Big Data Visualization
The presentation of data of nearly any sort in a graphical style that is easy to grasp and analyze is referred to as big data visualization. However, it extends well beyond traditional business graphs, histograms, and pie charts to more complicated representations such as heat maps and fever charts, allowing decision-makers to study data sets for correlations or unexpected patterns. In this blog, we talk about Big Data visualization.
Scale is a distinguishing property of Big Data visualization. Today’s businesses collect and retain massive volumes of data that would take human years to read, let alone comprehend. However, researchers discovered that the human retina can transport data to the brain at a rate of approximately 10 megabits per second. Big Data visualization is based on powerful computer systems that absorb raw corporate data and analyze it to provide graphical representations that allow humans to consume and comprehend massive volumes of data in seconds.
The Importance of Big Data Visualization
The amount of data generated by organizations worldwide grows year after year, and because of advancements like the Internet of Things, this increase shows no signs of slowing. The issue for businesses is that this data is only useful if meaningful insights can be extracted and applied to it.
To do so, decision-makers must be able to access, analyze, comprehend, and act on data in near real-time, and Big Data visualization promises to enable them to do so. Big Data visualization is not the only means for decision-makers to study data, but it does provide a quick and effective way to:
Review big volumes of data – data provided in graphical form allows decision-makers to swiftly absorb vast amounts of data and grasp what it means – considerably faster than poring over spreadsheets or examining numerical tables.
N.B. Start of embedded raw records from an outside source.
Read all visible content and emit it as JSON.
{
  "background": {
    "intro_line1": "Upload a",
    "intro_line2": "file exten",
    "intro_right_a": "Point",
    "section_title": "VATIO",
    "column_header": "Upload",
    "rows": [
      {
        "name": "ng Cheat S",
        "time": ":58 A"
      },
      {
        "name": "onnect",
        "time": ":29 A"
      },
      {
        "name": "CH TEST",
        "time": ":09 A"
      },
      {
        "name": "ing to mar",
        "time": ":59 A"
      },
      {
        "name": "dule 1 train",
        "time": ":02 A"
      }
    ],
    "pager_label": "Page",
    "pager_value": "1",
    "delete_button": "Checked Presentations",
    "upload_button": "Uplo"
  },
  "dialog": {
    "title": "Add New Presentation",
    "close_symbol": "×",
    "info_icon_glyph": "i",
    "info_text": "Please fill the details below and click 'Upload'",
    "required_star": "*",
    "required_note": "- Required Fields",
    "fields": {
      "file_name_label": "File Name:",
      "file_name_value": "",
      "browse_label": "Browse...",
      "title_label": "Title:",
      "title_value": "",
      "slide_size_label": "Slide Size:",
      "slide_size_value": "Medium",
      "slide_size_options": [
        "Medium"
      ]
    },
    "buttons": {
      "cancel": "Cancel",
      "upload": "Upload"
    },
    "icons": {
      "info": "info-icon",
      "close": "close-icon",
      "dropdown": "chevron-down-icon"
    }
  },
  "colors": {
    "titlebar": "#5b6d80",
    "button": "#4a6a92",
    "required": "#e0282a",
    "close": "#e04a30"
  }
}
Spot trends — Time-series data frequently captures trends, but spotting trends hidden in data is notoriously difficult – especially when the sources are diverse and the volume of data is huge. However, the application of proper Big Data visualization tools can make it simple to identify these trends, and in business terms, a trend that is identified early is an opportunity that can be capitalized on.
Identify correlations and unexpected relationships – One of Big Data visualization’s major merits is that it allows users to explore data sets – not to find answers to specific questions, but to uncover what unexpected insights the data can disclose. This can be accomplished by adding or removing data sets, adjusting scales, removing outliers, and switching visualization formats. Identifying previously unknown patterns and linkages in data can provide businesses a significant competitive advantage.
Present the information to others – One frequently ignored aspect of Big Data visualization is that it gives an extremely effective means of communicating any insights that it uncovers to others. This is because it can transmit meaning swiftly and in an easy-to-understand manner, which is exactly what is required in both internal and external corporate presentations.
The Process of Data Visualization
The human brain has evolved to absorb and comprehend visual information, and it is particularly adept in visual pattern recognition. This capacity allows humans to detect danger indications as well as recognize human faces and specific human faces such as family members.
Big data visualization approaches take advantage of this by displaying data in visual form, allowing it to be processed practically instantaneously by this hard-wired human ability — rather than, for example, by mathematical analysis, which must be learned and laboriously applied.
The trick with Big Data visualization is determining the most effective approach to visualize the data in order to bring to light whatever insights it may hold. Simple business tools like pie charts or histograms may show the entire story in some cases, but with vast, numerous, and diversified data sets, more esoteric visualization techniques may be more suited. Examples of Big Data visualization include:
Linear: Lists of objects that are sorted by a single characteristic.
Cartograms, dot distribution maps, proportional symbol maps, and contour maps are examples of 2D/planar/geospatial graphics.
3D/Volumetric: Computer simulations and 3D computer models.
Timelines, time series charts, connected scatter plots, arc diagrams, and circumplex charts are examples of temporal charts.
Pie charts, histograms, tag clouds, bar charts, treemaps, heat maps, and spider charts are all multidimensional.
Dendograms, radial tree charts, and hyperbolic tree charts are examples of tree/hierarchical charts.
Is Big Data Visualization a Good Fit for You?
This question very surely has a “yes” response, and here’s why. Big Data is all about collecting and storing massive volumes of data (rather than discarding it) because data storage is inexpensive and the value of the insights contained in the data may be significant.
There are numerous methods for analyzing data, but Big Data visualization is the most effective – and in some cases, the only one – for key insights to be uncovered and disclosed.
In fact, the amount of data that organization stores do not need to be particularly large in order to benefit from Big Data visualization techniques: the periodic table is a perfect Big Data visualization example that clearly reveals otherwise-obscured relationships between only a hundred or so elements.